ASSIGNMENT - Please set down every record exactly as it appears below.

INFORMATION SHOWN -
+++
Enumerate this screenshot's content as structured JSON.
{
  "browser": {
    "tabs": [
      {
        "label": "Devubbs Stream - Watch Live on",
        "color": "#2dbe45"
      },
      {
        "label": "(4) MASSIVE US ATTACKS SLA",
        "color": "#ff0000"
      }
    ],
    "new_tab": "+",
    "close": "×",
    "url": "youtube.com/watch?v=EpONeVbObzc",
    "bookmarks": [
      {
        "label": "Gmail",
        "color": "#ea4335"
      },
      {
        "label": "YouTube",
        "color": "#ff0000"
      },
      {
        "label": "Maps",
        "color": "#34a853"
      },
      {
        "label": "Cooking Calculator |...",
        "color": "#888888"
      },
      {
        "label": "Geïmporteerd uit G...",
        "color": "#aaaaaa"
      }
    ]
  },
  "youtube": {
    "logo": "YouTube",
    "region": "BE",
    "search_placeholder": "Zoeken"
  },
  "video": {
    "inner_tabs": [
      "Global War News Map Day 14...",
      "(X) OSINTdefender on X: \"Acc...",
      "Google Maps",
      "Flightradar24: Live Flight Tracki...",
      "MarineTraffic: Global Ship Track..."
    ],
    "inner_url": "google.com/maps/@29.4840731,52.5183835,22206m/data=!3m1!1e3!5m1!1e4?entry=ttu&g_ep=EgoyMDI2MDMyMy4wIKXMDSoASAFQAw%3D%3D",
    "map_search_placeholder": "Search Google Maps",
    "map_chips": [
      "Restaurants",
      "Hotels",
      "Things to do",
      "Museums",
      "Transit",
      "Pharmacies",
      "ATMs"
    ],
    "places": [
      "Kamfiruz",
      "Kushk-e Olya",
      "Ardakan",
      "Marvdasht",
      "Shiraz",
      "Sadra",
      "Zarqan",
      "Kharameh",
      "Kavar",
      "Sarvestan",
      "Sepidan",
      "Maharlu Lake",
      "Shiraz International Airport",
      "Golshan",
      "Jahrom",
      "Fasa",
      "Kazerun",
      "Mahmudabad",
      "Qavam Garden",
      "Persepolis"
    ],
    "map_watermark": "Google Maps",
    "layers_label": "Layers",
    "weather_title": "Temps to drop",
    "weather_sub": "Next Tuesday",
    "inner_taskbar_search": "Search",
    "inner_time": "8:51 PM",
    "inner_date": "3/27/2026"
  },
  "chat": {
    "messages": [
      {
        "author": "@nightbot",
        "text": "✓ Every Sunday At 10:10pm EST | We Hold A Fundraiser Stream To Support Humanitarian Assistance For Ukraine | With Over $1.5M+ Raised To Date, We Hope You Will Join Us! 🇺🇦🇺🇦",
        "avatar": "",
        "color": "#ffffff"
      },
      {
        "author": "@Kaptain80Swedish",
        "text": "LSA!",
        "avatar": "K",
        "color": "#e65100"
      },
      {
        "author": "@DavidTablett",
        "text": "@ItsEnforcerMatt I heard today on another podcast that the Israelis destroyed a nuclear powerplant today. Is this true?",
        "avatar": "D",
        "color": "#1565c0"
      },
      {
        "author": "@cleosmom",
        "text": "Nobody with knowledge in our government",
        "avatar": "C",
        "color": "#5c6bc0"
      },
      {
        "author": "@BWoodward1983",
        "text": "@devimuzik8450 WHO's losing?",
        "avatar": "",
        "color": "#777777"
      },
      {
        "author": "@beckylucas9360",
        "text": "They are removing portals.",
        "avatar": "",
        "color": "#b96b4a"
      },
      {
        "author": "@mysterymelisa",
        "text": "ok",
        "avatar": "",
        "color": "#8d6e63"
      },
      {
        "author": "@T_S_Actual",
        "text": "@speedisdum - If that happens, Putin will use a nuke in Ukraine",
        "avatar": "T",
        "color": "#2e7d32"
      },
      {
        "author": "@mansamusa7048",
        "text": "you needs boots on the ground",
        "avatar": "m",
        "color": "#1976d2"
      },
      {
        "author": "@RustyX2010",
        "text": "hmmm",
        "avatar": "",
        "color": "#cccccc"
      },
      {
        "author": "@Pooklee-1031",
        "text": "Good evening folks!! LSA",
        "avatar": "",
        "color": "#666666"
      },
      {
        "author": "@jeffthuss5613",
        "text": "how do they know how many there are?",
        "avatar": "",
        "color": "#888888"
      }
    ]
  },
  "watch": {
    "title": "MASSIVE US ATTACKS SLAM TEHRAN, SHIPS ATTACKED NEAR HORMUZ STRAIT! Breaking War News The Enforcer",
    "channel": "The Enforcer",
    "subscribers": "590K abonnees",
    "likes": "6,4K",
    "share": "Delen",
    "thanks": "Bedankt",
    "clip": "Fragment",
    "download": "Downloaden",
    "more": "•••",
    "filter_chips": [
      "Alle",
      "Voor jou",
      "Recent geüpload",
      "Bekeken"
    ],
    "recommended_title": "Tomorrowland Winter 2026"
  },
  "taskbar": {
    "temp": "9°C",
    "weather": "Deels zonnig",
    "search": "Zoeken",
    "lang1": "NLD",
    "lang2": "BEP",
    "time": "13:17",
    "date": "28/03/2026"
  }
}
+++
TASK ANSWER -
Enumerate this screenshot's content as structured JSON.
{
  "browser": {
    "tabs": [
      {
        "label": "Devubbs Stream - Watch Live on",
        "color": "#2dbe45"
      },
      {
        "label": "(4) MASSIVE US ATTACKS SLA",
        "color": "#ff0000"
      }
    ],
    "new_tab": "+",
    "close": "×",
    "url": "youtube.com/watch?v=EpONeVbObzc",
    "bookmarks": [
      {
        "label": "Gmail",
        "color": "#ea4335"
      },
      {
        "label": "YouTube",
        "color": "#ff0000"
      },
      {
        "label": "Maps",
        "color": "#34a853"
      },
      {
        "label": "Cooking Calculator |...",
        "color": "#888888"
      },
      {
        "label": "Geïmporteerd uit G...",
        "color": "#aaaaaa"
      }
    ]
  },
  "youtube": {
    "logo": "YouTube",
    "region": "BE",
    "search_placeholder": "Zoeken"
  },
  "video": {
    "inner_tabs": [
      "Global War News Map Day 14...",
      "(X) OSINTdefender on X: \"Acc...",
      "Google Maps",
      "Flightradar24: Live Flight Tracki...",
      "MarineTraffic: Global Ship Track..."
    ],
    "inner_url": "google.com/maps/@29.4840731,52.5183835,22206m/data=!3m1!1e3!5m1!1e4?entry=ttu&g_ep=EgoyMDI2MDMyMy4wIKXMDSoASAFQAw%3D%3D",
    "map_search_placeholder": "Search Google Maps",
    "map_chips": [
      "Restaurants",
      "Hotels",
      "Things to do",
      "Museums",
      "Transit",
      "Pharmacies",
      "ATMs"
    ],
    "places": [
      "Kamfiruz",
      "Kushk-e Olya",
      "Ardakan",
      "Marvdasht",
      "Shiraz",
      "Sadra",
      "Zarqan",
      "Kharameh",
      "Kavar",
      "Sarvestan",
      "Sepidan",
      "Maharlu Lake",
      "Shiraz International Airport",
      "Golshan",
      "Jahrom",
      "Fasa",
      "Kazerun",
      "Mahmudabad",
      "Qavam Garden",
      "Persepolis"
    ],
    "map_watermark": "Google Maps",
    "layers_label": "Layers",
    "weather_title": "Temps to drop",
    "weather_sub": "Next Tuesday",
    "inner_taskbar_search": "Search",
    "inner_time": "8:51 PM",
    "inner_date": "3/27/2026"
  },
  "chat": {
    "messages": [
      {
        "author": "@nightbot",
        "text": "✓ Every Sunday At 10:10pm EST | We Hold A Fundraiser Stream To Support Humanitarian Assistance For Ukraine | With Over $1.5M+ Raised To Date, We Hope You Will Join Us! 🇺🇦🇺🇦",
        "avatar": "",
        "color": "#ffffff"
      },
      {
        "author": "@Kaptain80Swedish",
        "text": "LSA!",
        "avatar": "K",
        "color": "#e65100"
      },
      {
        "author": "@DavidTablett",
        "text": "@ItsEnforcerMatt I heard today on another podcast that the Israelis destroyed a nuclear powerplant today. Is this true?",
        "avatar": "D",
        "color": "#1565c0"
      },
      {
        "author": "@cleosmom",
        "text": "Nobody with knowledge in our government",
        "avatar": "C",
        "color": "#5c6bc0"
      },
      {
        "author": "@BWoodward1983",
        "text": "@devimuzik8450 WHO's losing?",
        "avatar": "",
        "color": "#777777"
      },
      {
        "author": "@beckylucas9360",
        "text": "They are removing portals.",
        "avatar": "",
        "color": "#b96b4a"
      },
      {
        "author": "@mysterymelisa",
        "text": "ok",
        "avatar": "",
        "color": "#8d6e63"
      },
      {
        "author": "@T_S_Actual",
        "text": "@speedisdum - If that happens, Putin will use a nuke in Ukraine",
        "avatar": "T",
        "color": "#2e7d32"
      },
      {
        "author": "@mansamusa7048",
        "text": "you needs boots on the ground",
        "avatar": "m",
        "color": "#1976d2"
      },
      {
        "author": "@RustyX2010",
        "text": "hmmm",
        "avatar": "",
        "color": "#cccccc"
      },
      {
        "author": "@Pooklee-1031",
        "text": "Good evening folks!! LSA",
        "avatar": "",
        "color": "#666666"
      },
      {
        "author": "@jeffthuss5613",
        "text": "how do they know how many there are?",
        "avatar": "",
        "color": "#888888"
      }
    ]
  },
  "watch": {
    "title": "MASSIVE US ATTACKS SLAM TEHRAN, SHIPS ATTACKED NEAR HORMUZ STRAIT! Breaking War News The Enforcer",
    "channel": "The Enforcer",
    "subscribers": "590K abonnees",
    "likes": "6,4K",
    "share": "Delen",
    "thanks": "Bedankt",
    "clip": "Fragment",
    "download": "Downloaden",
    "more": "•••",
    "filter_chips": [
      "Alle",
      "Voor jou",
      "Recent geüpload",
      "Bekeken"
    ],
    "recommended_title": "Tomorrowland Winter 2026"
  },
  "taskbar": {
    "temp": "9°C",
    "weather": "Deels zonnig",
    "search": "Zoeken",
    "lang1": "NLD",
    "lang2": "BEP",
    "time": "13:17",
    "date": "28/03/2026"
  }
}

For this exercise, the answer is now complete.